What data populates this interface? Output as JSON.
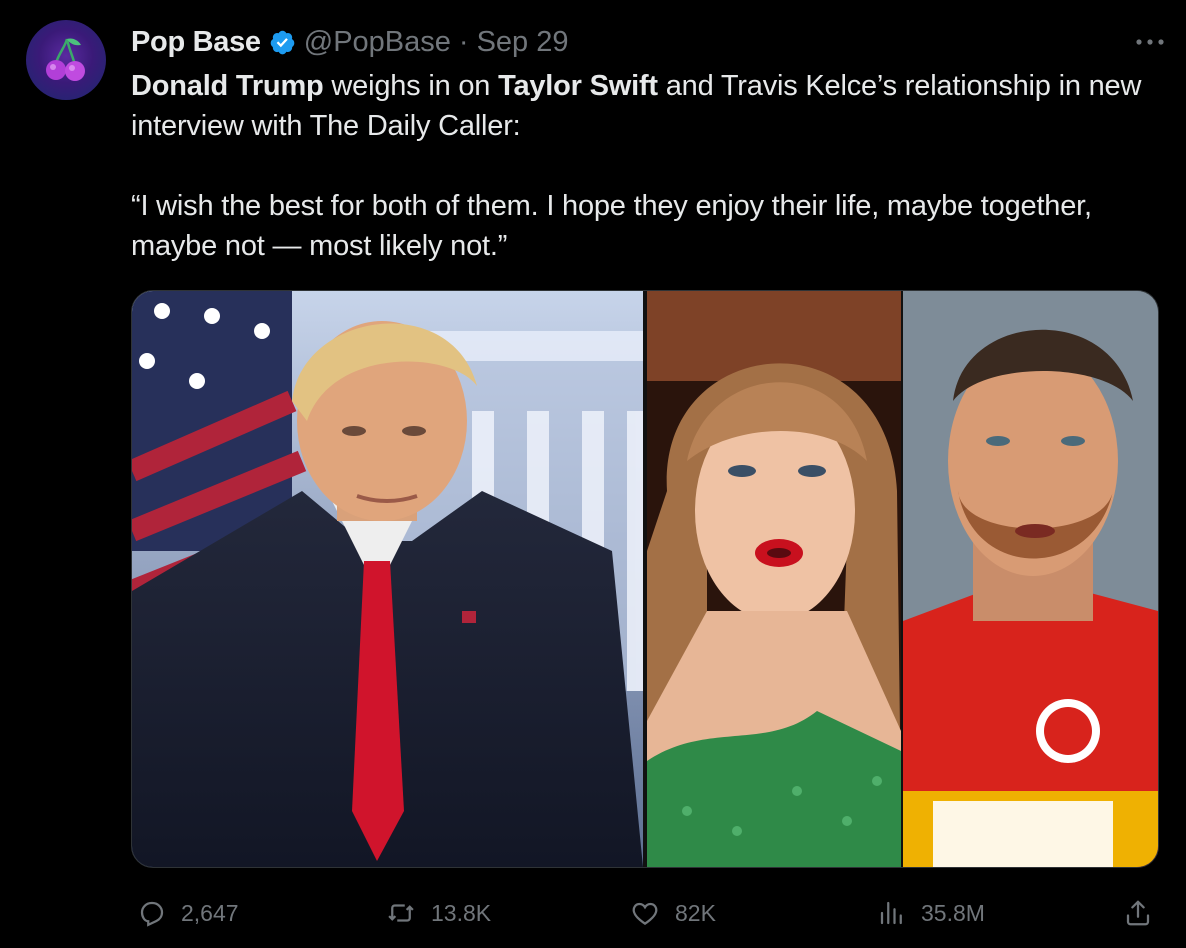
{
  "account": {
    "display_name": "Pop Base",
    "handle": "@PopBase",
    "separator": "·",
    "date": "Sep 29",
    "verified_color": "#1d9bf0",
    "avatar_icon": "cherries-icon"
  },
  "tweet": {
    "line1_bold_1": "Donald Trump",
    "line1_text_1": " weighs in on ",
    "line1_bold_2": "Taylor Swift",
    "line1_text_2": " and Travis Kelce’s relationship in new interview with The Daily Caller:",
    "quote": "“I wish the best for both of them. I hope they enjoy their life, maybe together, maybe not — most likely not.”"
  },
  "media": {
    "panels": [
      {
        "subject": "Donald Trump portrait with US flag and White House"
      },
      {
        "subject": "Taylor Swift close-up"
      },
      {
        "subject": "Travis Kelce in Chiefs jersey"
      }
    ]
  },
  "actions": {
    "replies": "2,647",
    "reposts": "13.8K",
    "likes": "82K",
    "views": "35.8M"
  },
  "colors": {
    "background": "#000000",
    "text": "#e7e9ea",
    "muted": "#71767b",
    "accent": "#1d9bf0"
  }
}
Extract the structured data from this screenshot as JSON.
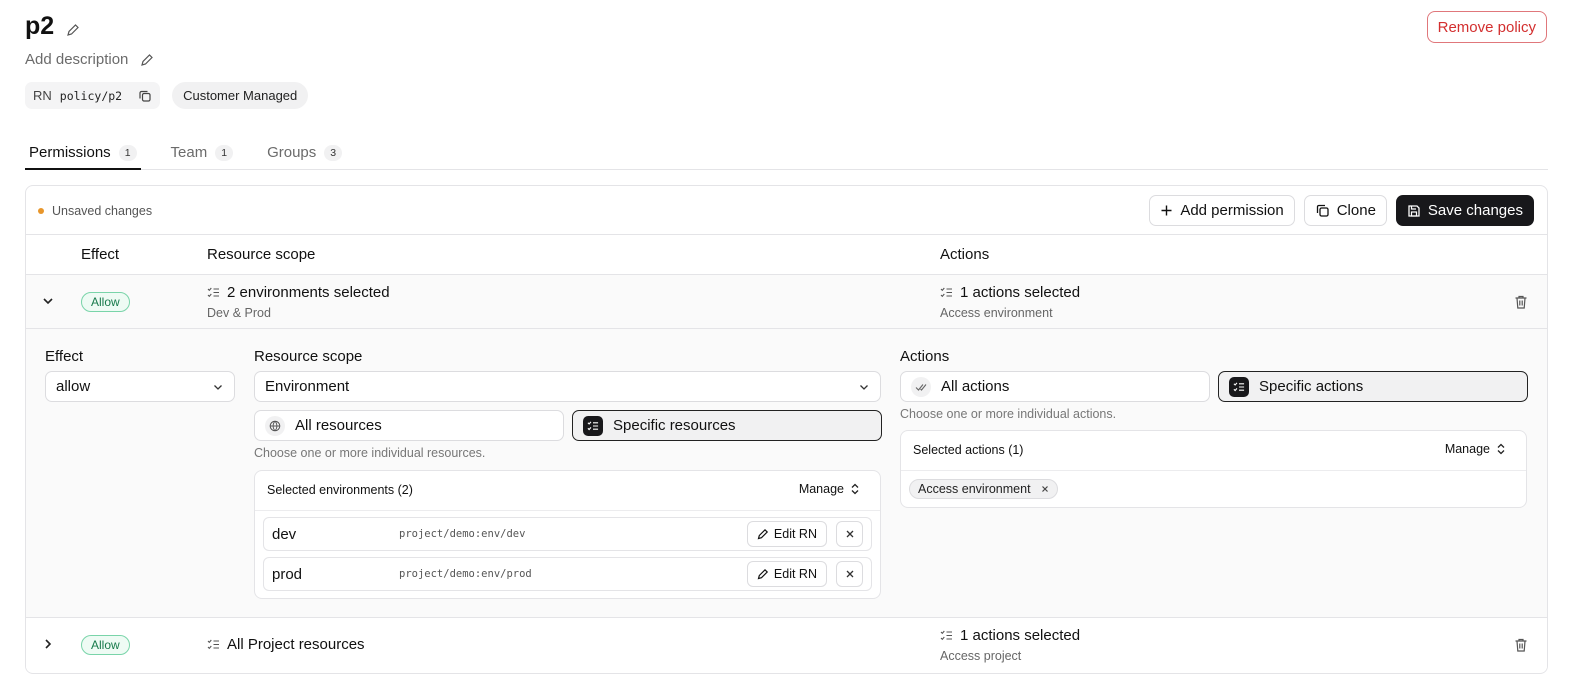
{
  "header": {
    "title": "p2",
    "description_placeholder": "Add description",
    "remove_label": "Remove policy",
    "rn_label": "RN",
    "rn_value": "policy/p2",
    "managed_label": "Customer Managed"
  },
  "tabs": [
    {
      "label": "Permissions",
      "count": "1"
    },
    {
      "label": "Team",
      "count": "1"
    },
    {
      "label": "Groups",
      "count": "3"
    }
  ],
  "toolbar": {
    "unsaved": "Unsaved changes",
    "add_permission": "Add permission",
    "clone": "Clone",
    "save": "Save changes"
  },
  "table": {
    "headers": {
      "effect": "Effect",
      "resource_scope": "Resource scope",
      "actions": "Actions"
    },
    "rows": [
      {
        "effect": "Allow",
        "scope_main": "2 environments selected",
        "scope_sub": "Dev & Prod",
        "actions_main": "1 actions selected",
        "actions_sub": "Access environment"
      },
      {
        "effect": "Allow",
        "scope_main": "All Project resources",
        "actions_main": "1 actions selected",
        "actions_sub": "Access project"
      }
    ]
  },
  "editor": {
    "effect_label": "Effect",
    "effect_value": "allow",
    "scope_label": "Resource scope",
    "scope_value": "Environment",
    "all_resources": "All resources",
    "specific_resources": "Specific resources",
    "resources_hint": "Choose one or more individual resources.",
    "selected_envs_title": "Selected environments (2)",
    "manage": "Manage",
    "environments": [
      {
        "name": "dev",
        "rn": "project/demo:env/dev"
      },
      {
        "name": "prod",
        "rn": "project/demo:env/prod"
      }
    ],
    "edit_rn": "Edit RN",
    "actions_label": "Actions",
    "all_actions": "All actions",
    "specific_actions": "Specific actions",
    "actions_hint": "Choose one or more individual actions.",
    "selected_actions_title": "Selected actions (1)",
    "selected_actions": [
      "Access environment"
    ]
  },
  "colors": {
    "accent_dark": "#18181b",
    "danger": "#d32f2f",
    "allow_green": "#177a4b",
    "unsaved_dot": "#e8962b"
  }
}
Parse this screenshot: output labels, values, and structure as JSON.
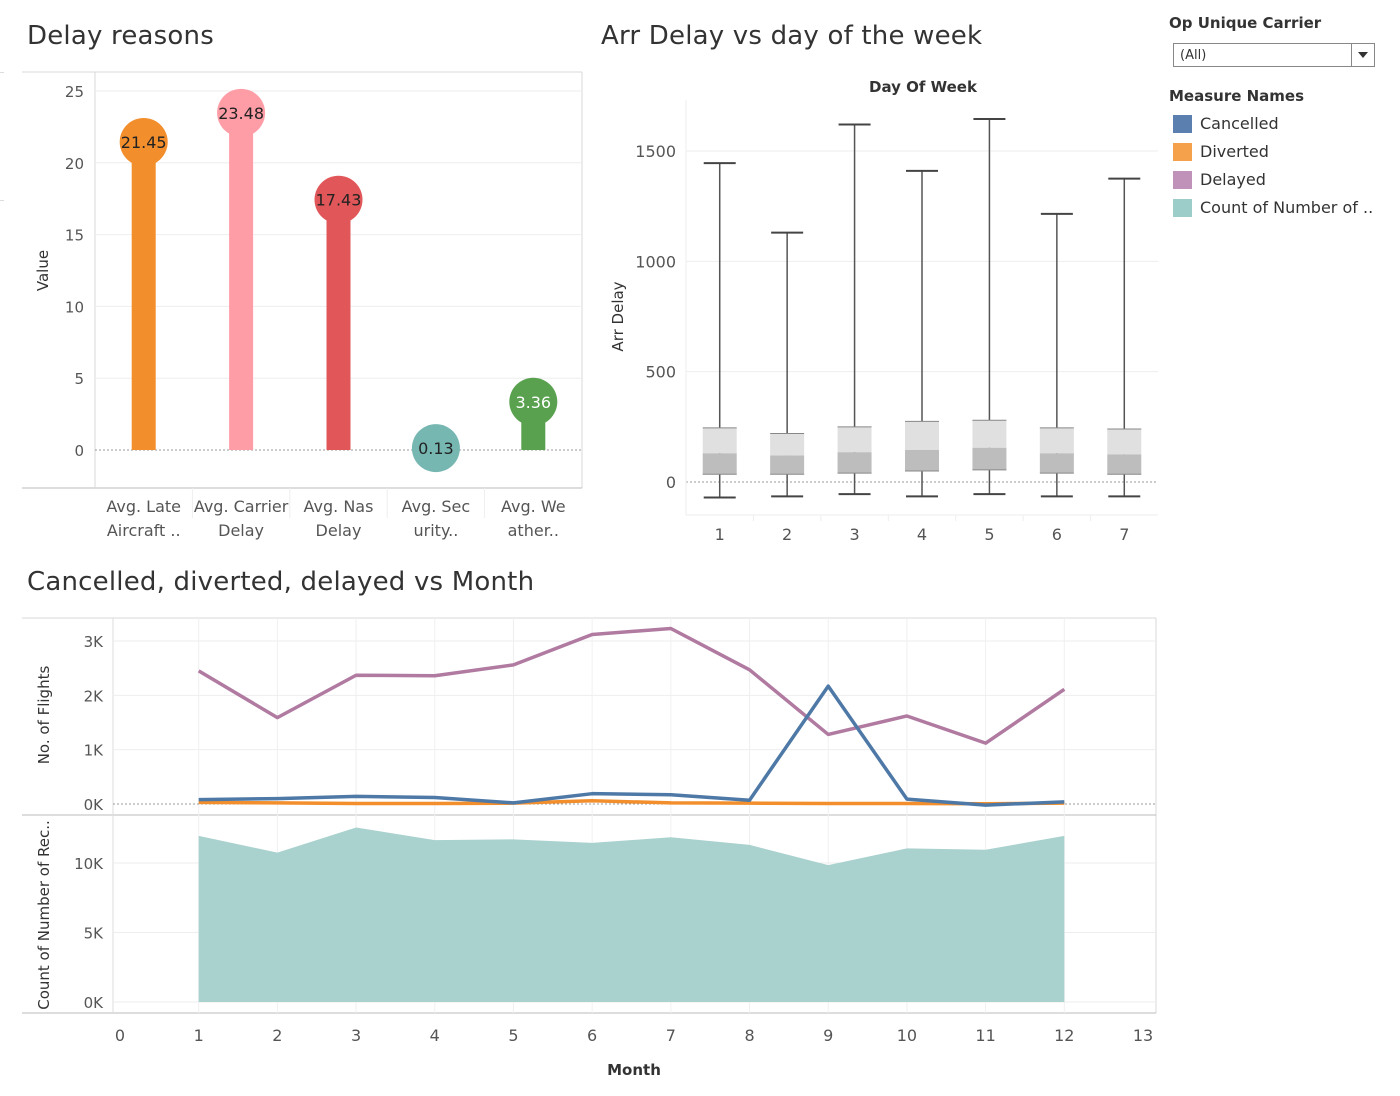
{
  "titles": {
    "delay_reasons": "Delay reasons",
    "arr_delay": "Arr Delay vs day of the week",
    "monthly": "Cancelled, diverted, delayed vs Month"
  },
  "filter": {
    "title": "Op Unique Carrier",
    "selected": "(All)"
  },
  "legend": {
    "title": "Measure Names",
    "items": [
      {
        "label": "Cancelled",
        "color": "#5b7fae"
      },
      {
        "label": "Diverted",
        "color": "#f5a04b"
      },
      {
        "label": "Delayed",
        "color": "#c092b9"
      },
      {
        "label": "Count of Number of ..",
        "color": "#9ccdc9"
      }
    ]
  },
  "chart_data": [
    {
      "type": "bar",
      "title": "Delay reasons",
      "ylabel": "Value",
      "ylim": [
        0,
        25
      ],
      "yticks": [
        0,
        5,
        10,
        15,
        20,
        25
      ],
      "categories": [
        [
          "Avg. Late",
          "Aircraft .."
        ],
        [
          "Avg. Carrier",
          "Delay"
        ],
        [
          "Avg. Nas",
          "Delay"
        ],
        [
          "Avg. Sec",
          "urity.."
        ],
        [
          "Avg. We",
          "ather.."
        ]
      ],
      "values": [
        21.45,
        23.48,
        17.43,
        0.13,
        3.36
      ],
      "labels": [
        "21.45",
        "23.48",
        "17.43",
        "0.13",
        "3.36"
      ],
      "colors": [
        "#f28e2b",
        "#ff9da7",
        "#e15759",
        "#76b7b2",
        "#59a14f"
      ],
      "label_colors": [
        "#222",
        "#222",
        "#222",
        "#222",
        "#fff"
      ]
    },
    {
      "type": "boxplot",
      "title": "Arr Delay vs day of the week",
      "xlabel": "Day Of Week",
      "ylabel": "Arr Delay",
      "ylim": [
        -120,
        1700
      ],
      "yticks": [
        0,
        500,
        1000,
        1500
      ],
      "categories": [
        "1",
        "2",
        "3",
        "4",
        "5",
        "6",
        "7"
      ],
      "boxes": [
        {
          "min": -70,
          "q1": 35,
          "median": 130,
          "q3": 245,
          "max": 1445
        },
        {
          "min": -65,
          "q1": 35,
          "median": 120,
          "q3": 220,
          "max": 1130
        },
        {
          "min": -55,
          "q1": 40,
          "median": 135,
          "q3": 250,
          "max": 1620
        },
        {
          "min": -65,
          "q1": 50,
          "median": 145,
          "q3": 275,
          "max": 1410
        },
        {
          "min": -55,
          "q1": 55,
          "median": 155,
          "q3": 280,
          "max": 1645
        },
        {
          "min": -65,
          "q1": 40,
          "median": 130,
          "q3": 245,
          "max": 1215
        },
        {
          "min": -65,
          "q1": 35,
          "median": 125,
          "q3": 240,
          "max": 1375
        }
      ]
    },
    {
      "type": "line",
      "title": "Cancelled, diverted, delayed vs Month",
      "xlabel": "Month",
      "ylabel": "No. of Flights",
      "xlim": [
        0,
        13
      ],
      "xticks": [
        0,
        1,
        2,
        3,
        4,
        5,
        6,
        7,
        8,
        9,
        10,
        11,
        12,
        13
      ],
      "ylim": [
        0,
        3000
      ],
      "yticks": [
        0,
        1000,
        2000,
        3000
      ],
      "ytick_labels": [
        "0K",
        "1K",
        "2K",
        "3K"
      ],
      "x": [
        1,
        2,
        3,
        4,
        5,
        6,
        7,
        8,
        9,
        10,
        11,
        12
      ],
      "series": [
        {
          "name": "Delayed",
          "color": "#b07aa1",
          "values": [
            2450,
            1590,
            2370,
            2360,
            2560,
            3120,
            3230,
            2470,
            1280,
            1620,
            1120,
            2110
          ]
        },
        {
          "name": "Cancelled",
          "color": "#4e79a7",
          "values": [
            80,
            100,
            140,
            120,
            20,
            190,
            170,
            70,
            2170,
            90,
            -20,
            40
          ]
        },
        {
          "name": "Diverted",
          "color": "#f28e2b",
          "values": [
            30,
            20,
            10,
            10,
            15,
            60,
            20,
            15,
            10,
            10,
            5,
            15
          ]
        }
      ]
    },
    {
      "type": "area",
      "ylabel": "Count of Number of Rec..",
      "xlabel": "Month",
      "ylim": [
        0,
        13000
      ],
      "yticks": [
        0,
        5000,
        10000
      ],
      "ytick_labels": [
        "0K",
        "5K",
        "10K"
      ],
      "x": [
        1,
        2,
        3,
        4,
        5,
        6,
        7,
        8,
        9,
        10,
        11,
        12
      ],
      "series": [
        {
          "name": "Count of Number of ..",
          "color": "#a9d1ce",
          "values": [
            11950,
            10750,
            12550,
            11650,
            11700,
            11450,
            11850,
            11300,
            9850,
            11050,
            10950,
            11950
          ]
        }
      ]
    }
  ]
}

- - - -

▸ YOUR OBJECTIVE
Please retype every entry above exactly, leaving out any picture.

▸ RESPONSE TO THIS TASK
What data populates this interface? Output as JSON.
{
  "account": {
    "display_name": "Pop Base",
    "handle": "@PopBase",
    "separator": "·",
    "date": "Sep 29",
    "verified_color": "#1d9bf0",
    "avatar_icon": "cherries-icon"
  },
  "tweet": {
    "line1_bold_1": "Donald Trump",
    "line1_text_1": " weighs in on ",
    "line1_bold_2": "Taylor Swift",
    "line1_text_2": " and Travis Kelce’s relationship in new interview with The Daily Caller:",
    "quote": "“I wish the best for both of them. I hope they enjoy their life, maybe together, maybe not — most likely not.”"
  },
  "media": {
    "panels": [
      {
        "subject": "Donald Trump portrait with US flag and White House"
      },
      {
        "subject": "Taylor Swift close-up"
      },
      {
        "subject": "Travis Kelce in Chiefs jersey"
      }
    ]
  },
  "actions": {
    "replies": "2,647",
    "reposts": "13.8K",
    "likes": "82K",
    "views": "35.8M"
  },
  "colors": {
    "background": "#000000",
    "text": "#e7e9ea",
    "muted": "#71767b",
    "accent": "#1d9bf0"
  }
}
Extract the structured data from this screenshot as JSON.
{
  "header": {
    "title": "p2",
    "description_placeholder": "Add description",
    "remove_label": "Remove policy",
    "rn_label": "RN",
    "rn_value": "policy/p2",
    "managed_label": "Customer Managed"
  },
  "tabs": [
    {
      "label": "Permissions",
      "count": "1"
    },
    {
      "label": "Team",
      "count": "1"
    },
    {
      "label": "Groups",
      "count": "3"
    }
  ],
  "toolbar": {
    "unsaved": "Unsaved changes",
    "add_permission": "Add permission",
    "clone": "Clone",
    "save": "Save changes"
  },
  "table": {
    "headers": {
      "effect": "Effect",
      "resource_scope": "Resource scope",
      "actions": "Actions"
    },
    "rows": [
      {
        "effect": "Allow",
        "scope_main": "2 environments selected",
        "scope_sub": "Dev & Prod",
        "actions_main": "1 actions selected",
        "actions_sub": "Access environment"
      },
      {
        "effect": "Allow",
        "scope_main": "All Project resources",
        "actions_main": "1 actions selected",
        "actions_sub": "Access project"
      }
    ]
  },
  "editor": {
    "effect_label": "Effect",
    "effect_value": "allow",
    "scope_label": "Resource scope",
    "scope_value": "Environment",
    "all_resources": "All resources",
    "specific_resources": "Specific resources",
    "resources_hint": "Choose one or more individual resources.",
    "selected_envs_title": "Selected environments (2)",
    "manage": "Manage",
    "environments": [
      {
        "name": "dev",
        "rn": "project/demo:env/dev"
      },
      {
        "name": "prod",
        "rn": "project/demo:env/prod"
      }
    ],
    "edit_rn": "Edit RN",
    "actions_label": "Actions",
    "all_actions": "All actions",
    "specific_actions": "Specific actions",
    "actions_hint": "Choose one or more individual actions.",
    "selected_actions_title": "Selected actions (1)",
    "selected_actions": [
      "Access environment"
    ]
  },
  "colors": {
    "accent_dark": "#18181b",
    "danger": "#d32f2f",
    "allow_green": "#177a4b",
    "unsaved_dot": "#e8962b"
  }
}
Parse this screenshot: output labels, values, and structure as JSON.
{
  "titles": {
    "delay_reasons": "Delay reasons",
    "arr_delay": "Arr Delay vs day of the week",
    "monthly": "Cancelled, diverted, delayed vs Month"
  },
  "filter": {
    "title": "Op Unique Carrier",
    "selected": "(All)"
  },
  "legend": {
    "title": "Measure Names",
    "items": [
      {
        "label": "Cancelled",
        "color": "#5b7fae"
      },
      {
        "label": "Diverted",
        "color": "#f5a04b"
      },
      {
        "label": "Delayed",
        "color": "#c092b9"
      },
      {
        "label": "Count of Number of ..",
        "color": "#9ccdc9"
      }
    ]
  },
  "chart_data": [
    {
      "type": "bar",
      "title": "Delay reasons",
      "ylabel": "Value",
      "ylim": [
        0,
        25
      ],
      "yticks": [
        0,
        5,
        10,
        15,
        20,
        25
      ],
      "categories": [
        [
          "Avg. Late",
          "Aircraft .."
        ],
        [
          "Avg. Carrier",
          "Delay"
        ],
        [
          "Avg. Nas",
          "Delay"
        ],
        [
          "Avg. Sec",
          "urity.."
        ],
        [
          "Avg. We",
          "ather.."
        ]
      ],
      "values": [
        21.45,
        23.48,
        17.43,
        0.13,
        3.36
      ],
      "labels": [
        "21.45",
        "23.48",
        "17.43",
        "0.13",
        "3.36"
      ],
      "colors": [
        "#f28e2b",
        "#ff9da7",
        "#e15759",
        "#76b7b2",
        "#59a14f"
      ],
      "label_colors": [
        "#222",
        "#222",
        "#222",
        "#222",
        "#fff"
      ]
    },
    {
      "type": "boxplot",
      "title": "Arr Delay vs day of the week",
      "xlabel": "Day Of Week",
      "ylabel": "Arr Delay",
      "ylim": [
        -120,
        1700
      ],
      "yticks": [
        0,
        500,
        1000,
        1500
      ],
      "categories": [
        "1",
        "2",
        "3",
        "4",
        "5",
        "6",
        "7"
      ],
      "boxes": [
        {
          "min": -70,
          "q1": 35,
          "median": 130,
          "q3": 245,
          "max": 1445
        },
        {
          "min": -65,
          "q1": 35,
          "median": 120,
          "q3": 220,
          "max": 1130
        },
        {
          "min": -55,
          "q1": 40,
          "median": 135,
          "q3": 250,
          "max": 1620
        },
        {
          "min": -65,
          "q1": 50,
          "median": 145,
          "q3": 275,
          "max": 1410
        },
        {
          "min": -55,
          "q1": 55,
          "median": 155,
          "q3": 280,
          "max": 1645
        },
        {
          "min": -65,
          "q1": 40,
          "median": 130,
          "q3": 245,
          "max": 1215
        },
        {
          "min": -65,
          "q1": 35,
          "median": 125,
          "q3": 240,
          "max": 1375
        }
      ]
    },
    {
      "type": "line",
      "title": "Cancelled, diverted, delayed vs Month",
      "xlabel": "Month",
      "ylabel": "No. of Flights",
      "xlim": [
        0,
        13
      ],
      "xticks": [
        0,
        1,
        2,
        3,
        4,
        5,
        6,
        7,
        8,
        9,
        10,
        11,
        12,
        13
      ],
      "ylim": [
        0,
        3000
      ],
      "yticks": [
        0,
        1000,
        2000,
        3000
      ],
      "ytick_labels": [
        "0K",
        "1K",
        "2K",
        "3K"
      ],
      "x": [
        1,
        2,
        3,
        4,
        5,
        6,
        7,
        8,
        9,
        10,
        11,
        12
      ],
      "series": [
        {
          "name": "Delayed",
          "color": "#b07aa1",
          "values": [
            2450,
            1590,
            2370,
            2360,
            2560,
            3120,
            3230,
            2470,
            1280,
            1620,
            1120,
            2110
          ]
        },
        {
          "name": "Cancelled",
          "color": "#4e79a7",
          "values": [
            80,
            100,
            140,
            120,
            20,
            190,
            170,
            70,
            2170,
            90,
            -20,
            40
          ]
        },
        {
          "name": "Diverted",
          "color": "#f28e2b",
          "values": [
            30,
            20,
            10,
            10,
            15,
            60,
            20,
            15,
            10,
            10,
            5,
            15
          ]
        }
      ]
    },
    {
      "type": "area",
      "ylabel": "Count of Number of Rec..",
      "xlabel": "Month",
      "ylim": [
        0,
        13000
      ],
      "yticks": [
        0,
        5000,
        10000
      ],
      "ytick_labels": [
        "0K",
        "5K",
        "10K"
      ],
      "x": [
        1,
        2,
        3,
        4,
        5,
        6,
        7,
        8,
        9,
        10,
        11,
        12
      ],
      "series": [
        {
          "name": "Count of Number of ..",
          "color": "#a9d1ce",
          "values": [
            11950,
            10750,
            12550,
            11650,
            11700,
            11450,
            11850,
            11300,
            9850,
            11050,
            10950,
            11950
          ]
        }
      ]
    }
  ]
}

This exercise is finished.